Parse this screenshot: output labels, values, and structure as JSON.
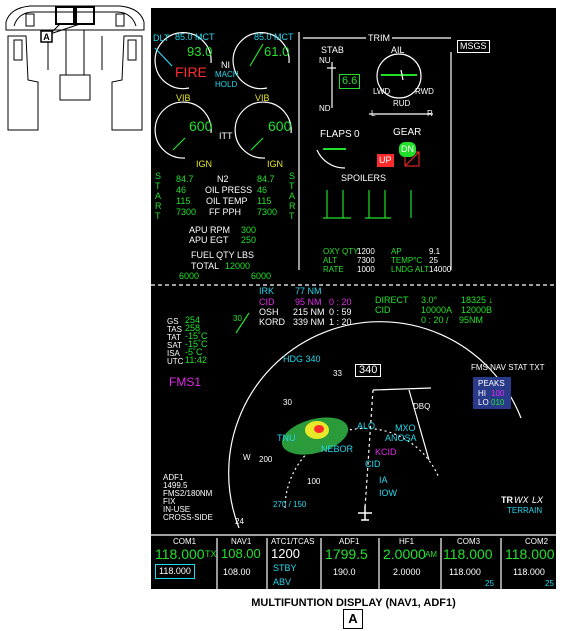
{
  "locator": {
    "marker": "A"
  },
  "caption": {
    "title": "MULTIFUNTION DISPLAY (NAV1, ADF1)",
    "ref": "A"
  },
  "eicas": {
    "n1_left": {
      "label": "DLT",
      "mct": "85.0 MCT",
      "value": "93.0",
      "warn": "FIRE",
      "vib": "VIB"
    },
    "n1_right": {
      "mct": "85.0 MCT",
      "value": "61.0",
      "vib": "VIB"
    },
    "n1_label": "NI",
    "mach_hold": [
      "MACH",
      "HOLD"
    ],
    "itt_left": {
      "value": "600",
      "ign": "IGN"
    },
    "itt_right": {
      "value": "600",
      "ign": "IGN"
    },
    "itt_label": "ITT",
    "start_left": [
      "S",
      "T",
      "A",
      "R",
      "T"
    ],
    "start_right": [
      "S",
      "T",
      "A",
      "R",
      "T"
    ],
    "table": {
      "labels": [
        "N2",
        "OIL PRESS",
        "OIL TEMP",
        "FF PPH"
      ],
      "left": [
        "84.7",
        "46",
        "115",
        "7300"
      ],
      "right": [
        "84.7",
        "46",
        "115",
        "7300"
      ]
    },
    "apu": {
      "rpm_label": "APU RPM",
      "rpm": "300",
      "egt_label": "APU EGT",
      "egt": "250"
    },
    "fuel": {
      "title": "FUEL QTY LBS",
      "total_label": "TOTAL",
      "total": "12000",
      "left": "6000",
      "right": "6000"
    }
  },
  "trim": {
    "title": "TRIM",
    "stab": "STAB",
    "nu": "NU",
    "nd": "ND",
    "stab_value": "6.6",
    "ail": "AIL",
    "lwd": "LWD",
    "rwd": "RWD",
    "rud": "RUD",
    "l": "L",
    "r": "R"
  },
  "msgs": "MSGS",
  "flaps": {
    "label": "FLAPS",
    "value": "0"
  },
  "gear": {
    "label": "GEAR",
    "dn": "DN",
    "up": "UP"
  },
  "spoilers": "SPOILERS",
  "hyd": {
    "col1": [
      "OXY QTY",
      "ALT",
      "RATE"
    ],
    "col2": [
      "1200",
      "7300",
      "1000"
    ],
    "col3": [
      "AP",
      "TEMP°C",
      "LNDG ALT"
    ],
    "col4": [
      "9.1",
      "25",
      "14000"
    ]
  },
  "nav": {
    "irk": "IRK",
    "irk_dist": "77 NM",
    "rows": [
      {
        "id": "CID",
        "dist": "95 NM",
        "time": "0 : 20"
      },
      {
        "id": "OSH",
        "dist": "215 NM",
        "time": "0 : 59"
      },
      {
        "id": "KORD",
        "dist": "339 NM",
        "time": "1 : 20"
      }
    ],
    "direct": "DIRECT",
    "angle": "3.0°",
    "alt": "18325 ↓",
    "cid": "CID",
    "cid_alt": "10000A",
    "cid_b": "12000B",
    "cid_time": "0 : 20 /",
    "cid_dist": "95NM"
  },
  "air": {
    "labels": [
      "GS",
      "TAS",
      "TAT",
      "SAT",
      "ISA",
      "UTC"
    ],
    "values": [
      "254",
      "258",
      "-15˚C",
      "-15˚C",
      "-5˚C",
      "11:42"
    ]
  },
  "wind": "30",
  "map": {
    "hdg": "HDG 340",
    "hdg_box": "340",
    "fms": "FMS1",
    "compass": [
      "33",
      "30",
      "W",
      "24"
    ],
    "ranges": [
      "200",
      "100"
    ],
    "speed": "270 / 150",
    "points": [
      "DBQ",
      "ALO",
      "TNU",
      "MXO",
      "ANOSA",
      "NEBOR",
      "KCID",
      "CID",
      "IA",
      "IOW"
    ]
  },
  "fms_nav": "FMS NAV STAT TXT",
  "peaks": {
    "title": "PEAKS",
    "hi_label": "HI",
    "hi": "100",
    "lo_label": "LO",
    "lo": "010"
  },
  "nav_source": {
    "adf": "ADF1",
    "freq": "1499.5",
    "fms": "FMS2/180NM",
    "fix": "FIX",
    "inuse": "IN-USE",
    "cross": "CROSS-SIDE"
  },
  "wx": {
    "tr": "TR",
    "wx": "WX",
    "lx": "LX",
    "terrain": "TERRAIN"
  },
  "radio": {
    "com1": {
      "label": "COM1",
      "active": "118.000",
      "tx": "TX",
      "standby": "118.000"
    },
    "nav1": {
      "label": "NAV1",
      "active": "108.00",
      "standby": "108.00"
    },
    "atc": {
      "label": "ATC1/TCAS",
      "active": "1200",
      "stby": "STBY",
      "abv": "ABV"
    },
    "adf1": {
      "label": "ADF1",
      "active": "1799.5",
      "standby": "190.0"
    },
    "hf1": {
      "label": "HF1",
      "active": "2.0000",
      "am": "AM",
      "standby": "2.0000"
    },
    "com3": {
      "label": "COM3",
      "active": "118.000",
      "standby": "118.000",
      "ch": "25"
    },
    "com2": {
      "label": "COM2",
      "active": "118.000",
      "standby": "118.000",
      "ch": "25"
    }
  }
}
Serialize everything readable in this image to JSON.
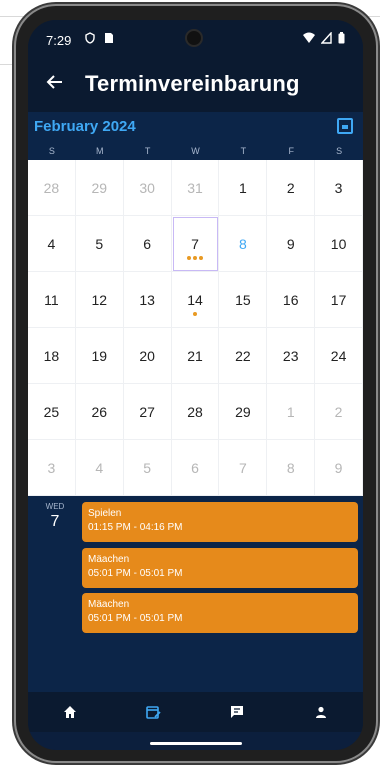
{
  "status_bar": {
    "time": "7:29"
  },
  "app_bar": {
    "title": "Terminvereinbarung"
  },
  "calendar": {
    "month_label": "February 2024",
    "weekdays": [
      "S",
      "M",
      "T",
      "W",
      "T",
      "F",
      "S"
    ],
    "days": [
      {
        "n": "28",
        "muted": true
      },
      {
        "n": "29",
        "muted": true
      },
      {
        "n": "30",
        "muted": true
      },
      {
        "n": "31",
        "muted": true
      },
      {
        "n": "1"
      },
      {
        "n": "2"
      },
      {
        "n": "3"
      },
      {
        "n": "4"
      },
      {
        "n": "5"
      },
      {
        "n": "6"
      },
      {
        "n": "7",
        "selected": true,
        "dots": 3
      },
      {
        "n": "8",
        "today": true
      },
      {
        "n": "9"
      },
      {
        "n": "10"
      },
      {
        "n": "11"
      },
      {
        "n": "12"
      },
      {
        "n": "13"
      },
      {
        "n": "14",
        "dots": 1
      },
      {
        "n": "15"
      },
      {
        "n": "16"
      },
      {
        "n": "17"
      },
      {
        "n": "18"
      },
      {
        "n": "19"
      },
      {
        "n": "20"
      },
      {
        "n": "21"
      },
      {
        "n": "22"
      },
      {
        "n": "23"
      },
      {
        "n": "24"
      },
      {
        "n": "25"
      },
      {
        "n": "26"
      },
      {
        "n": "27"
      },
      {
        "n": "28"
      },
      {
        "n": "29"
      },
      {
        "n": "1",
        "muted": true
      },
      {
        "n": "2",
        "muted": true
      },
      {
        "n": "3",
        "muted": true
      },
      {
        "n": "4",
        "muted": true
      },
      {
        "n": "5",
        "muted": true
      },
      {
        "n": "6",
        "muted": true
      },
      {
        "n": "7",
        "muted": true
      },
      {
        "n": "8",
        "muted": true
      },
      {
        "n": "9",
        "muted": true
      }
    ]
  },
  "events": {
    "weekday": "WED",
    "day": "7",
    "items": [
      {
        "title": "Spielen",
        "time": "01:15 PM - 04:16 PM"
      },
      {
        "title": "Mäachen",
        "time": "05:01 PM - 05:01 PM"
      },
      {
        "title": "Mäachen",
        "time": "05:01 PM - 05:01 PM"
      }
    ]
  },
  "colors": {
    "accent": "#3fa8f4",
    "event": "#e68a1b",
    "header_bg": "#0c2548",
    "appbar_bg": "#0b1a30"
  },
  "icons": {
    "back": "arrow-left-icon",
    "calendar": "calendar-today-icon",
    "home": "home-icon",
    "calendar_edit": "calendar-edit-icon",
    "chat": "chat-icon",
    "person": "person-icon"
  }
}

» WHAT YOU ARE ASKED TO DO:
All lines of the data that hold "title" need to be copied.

» RESULT FOR THIS EXERCISE:
    "title": "MULTIFUNTION DISPLAY (NAV1, ADF1)",
      "title": "FUEL QTY LBS",
    "title": "TRIM",
    "title": "PEAKS",
    "title": "Terminvereinbarung"
        "title": "Spielen",
        "title": "Mäachen",
        "title": "Mäachen",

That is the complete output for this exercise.